Although we love the Squier Classic Vibe series here at GvG for their impeccable value, Squier's roots are firmly in the budget market and guitars tailored for beginners.
The Squier Standard range has been the first stop on many a guitarist's journey. However, for those starting out, unsure of their ability, and unwilling to meet the initial outlay, Squier's Affinity range offers a slightly cheaper route into guitar ownership.
|Model||Squier Standard Tele||Squier Affinity Tele|
/ 4 kg
lbs / 2.9 kg
|Tuners||Standard Die Cast|
|Nut Material||Synthetic Bone|
|Fingerboard||Rosewood||Rosewood or Maple|
|Inlays||Pearloid Dot||Black Dot (Maple)
Pearloid Dot (Rosewood)
|Pickups||Standard Single-Coil Tele
Alnico Magnet Single-Coil
|Vintage-Style Single-Coil Tele x2|
Strings-Through-Body Tele with Block Saddles
||6-Saddle Top-Load Tele
|Squier Standard Tele||Squier Affinity Tele|
The main difference between the two models is the thickness of both the body and neck.
The Affinity range as a whole are built with a noticeably thinner body and slightly thinner neck. This makes the Affinity a good couple of pounds lighter and ideal for beginners with smaller hands/fingers. But as you get better and perhaps start to experiment with upgrades, these dimensions make upgrading more difficult.
If aesthetics are a factor, Squier offer the Affinity in a very tasty butterscotch blonde, unfortunately not an option on the Standard.
Let's face it, if you're buying your first guitar, then chances are you want it to look good and stand out. Again, this is subjective but even its harshest critics would be hard pushed to challenge that for a budget guitar feature - the Butterscotch Blonde Affinity model is one of the more striking models in all of Squier's ranges.
Squier only offer the Standard with a rosewood fretboard (vs a choice of maple or rosewood with the Affinity). The Standard also has a non-traditional agathis body vs the more typical alder body on the Affinity.
While many (rightly) consider agathis inferior to maple, the quality of the maple on the Affinity is significantly lower than that of its Fender counterparts, so the comparison in terms of quality is not as clear cut.
At the bridge, for your extra $50 on the Standard model, you get a "proper" 6 saddle strings-through body bridge as opposed to a more basic top-loader bridge. This gives the Standard a tad more sustain.
The vintage-style pickups on the Affinity, along with its maple neck and thinner, lighter body, contribute to a slightly sharper, snappier attack than the Standard.
Take a listen to the demos in the Sound section above.
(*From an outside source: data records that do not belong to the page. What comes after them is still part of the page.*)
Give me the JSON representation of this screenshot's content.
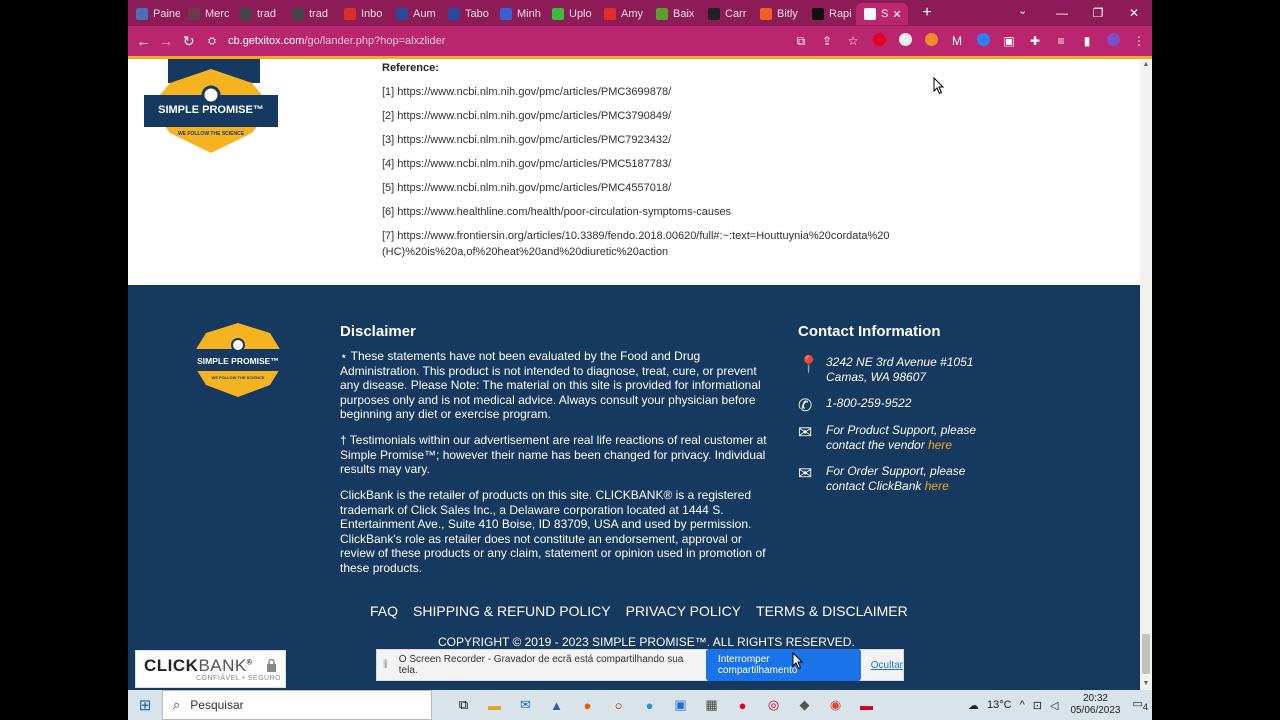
{
  "browser": {
    "tabs": [
      {
        "label": "Paine",
        "icon": "panel-icon",
        "color": "#4a6fb5"
      },
      {
        "label": "Merc",
        "icon": "market-icon",
        "color": "#6b3a4e"
      },
      {
        "label": "trad",
        "icon": "translate-icon",
        "color": "#444"
      },
      {
        "label": "trad",
        "icon": "translate-icon",
        "color": "#444"
      },
      {
        "label": "Inbo",
        "icon": "gmail-icon",
        "color": "#d93025"
      },
      {
        "label": "Aum",
        "icon": "doc-icon",
        "color": "#2c4a9a"
      },
      {
        "label": "Tabo",
        "icon": "doc-icon",
        "color": "#2c4a9a"
      },
      {
        "label": "Minh",
        "icon": "v-icon",
        "color": "#3a5fd0"
      },
      {
        "label": "Uplo",
        "icon": "upload-icon",
        "color": "#3dbb3d"
      },
      {
        "label": "Amy",
        "icon": "youtube-icon",
        "color": "#e52d27"
      },
      {
        "label": "Baix",
        "icon": "download-icon",
        "color": "#5c9e2a"
      },
      {
        "label": "Carr",
        "icon": "github-icon",
        "color": "#222"
      },
      {
        "label": "Bitly",
        "icon": "bitly-icon",
        "color": "#ee6123"
      },
      {
        "label": "Rapi",
        "icon": "r-icon",
        "color": "#111"
      },
      {
        "label": "S",
        "icon": "chrome-icon",
        "color": "#ffffff",
        "active": true
      }
    ],
    "new_tab": "+",
    "url_host": "cb.getxitox.com",
    "url_path": "/go/lander.php?hop=alxzlider"
  },
  "references": {
    "title": "Reference:",
    "items": [
      "[1] https://www.ncbi.nlm.nih.gov/pmc/articles/PMC3699878/",
      "[2] https://www.ncbi.nlm.nih.gov/pmc/articles/PMC3790849/",
      "[3] https://www.ncbi.nlm.nih.gov/pmc/articles/PMC7923432/",
      "[4] https://www.ncbi.nlm.nih.gov/pmc/articles/PMC5187783/",
      "[5] https://www.ncbi.nlm.nih.gov/pmc/articles/PMC4557018/",
      "[6] https://www.healthline.com/health/poor-circulation-symptoms-causes",
      "[7] https://www.frontiersin.org/articles/10.3389/fendo.2018.00620/full#:~:text=Houttuynia%20cordata%20",
      "(HC)%20is%20a,of%20heat%20and%20diuretic%20action"
    ]
  },
  "logo": {
    "name": "SIMPLE PROMISE",
    "tm": "™",
    "tagline": "WE FOLLOW THE SCIENCE"
  },
  "footer": {
    "disclaimer_title": "Disclaimer",
    "disclaimer_p1": "⋆ These statements have not been evaluated by the Food and Drug Administration. This product is not intended to diagnose, treat, cure, or prevent any disease. Please Note: The material on this site is provided for informational purposes only and is not medical advice. Always consult your physician before beginning any diet or exercise program.",
    "disclaimer_p2": "† Testimonials within our advertisement are real life reactions of real customer at Simple Promise™; however their name has been changed for privacy. Individual results may vary.",
    "disclaimer_p3": "ClickBank is the retailer of products on this site. CLICKBANK® is a registered trademark of Click Sales Inc., a Delaware corporation located at 1444 S. Entertainment Ave., Suite 410 Boise, ID 83709, USA and used by permission. ClickBank's role as retailer does not constitute an endorsement, approval or review of these products or any claim, statement or opinion used in promotion of these products.",
    "contact_title": "Contact Information",
    "address_line1": "3242 NE 3rd Avenue #1051",
    "address_line2": "Camas, WA 98607",
    "phone": "1-800-259-9522",
    "product_support": "For Product Support, please contact the vendor ",
    "product_support_link": "here",
    "order_support": "For Order Support, please contact ClickBank ",
    "order_support_link": "here",
    "nav": [
      "FAQ",
      "SHIPPING & REFUND POLICY",
      "PRIVACY POLICY",
      "TERMS & DISCLAIMER"
    ],
    "copyright": "COPYRIGHT © 2019 - 2023 SIMPLE PROMISE™. ALL RIGHTS RESERVED."
  },
  "share_bar": {
    "message": "O Screen Recorder - Gravador de ecrã está compartilhando sua tela.",
    "stop_label": "Interromper compartilhamento",
    "hide_label": "Ocultar"
  },
  "clickbank_badge": {
    "brand_bold": "CLICK",
    "brand_light": "BANK",
    "registered": "®",
    "sub": "CONFIÁVEL • SEGURO"
  },
  "taskbar": {
    "search_placeholder": "Pesquisar",
    "temperature": "13°C",
    "time": "20:32",
    "date": "05/06/2023",
    "notification_count": "4"
  },
  "colors": {
    "tab_strip": "#8c1b57",
    "toolbar": "#b9266f",
    "footer_bg": "#163a5f",
    "accent": "#f5a623"
  }
}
The range and resonance of the Affinity is pretty much on par with its bigger brother in our opinion.
Our verdict is usually framed by what users around the web say. Our algorithm has both models tied at a score of 85.
We'd normally say, therefore, as the Affinity is cheaper, you would be receiving better value for overall user satisfaction and recommend the Affinity.
However, in this instance, we feel the extra $50 outlay for the Standard is probably worth it. Not necessarily for the extra kit you get for it, but for the ease of upgrading (e.g. better pickups) at a later stage.
A slight caveat to that is that if you really like the Butterscotch Blonde colour, then we feel you will get a great sounding guitar from one of the cheaper models on the market.
If you are buying your first guitar though, back yourself and buy the Standard model. As you get better and begin to explore upgrades, you'll appreciate the benefit.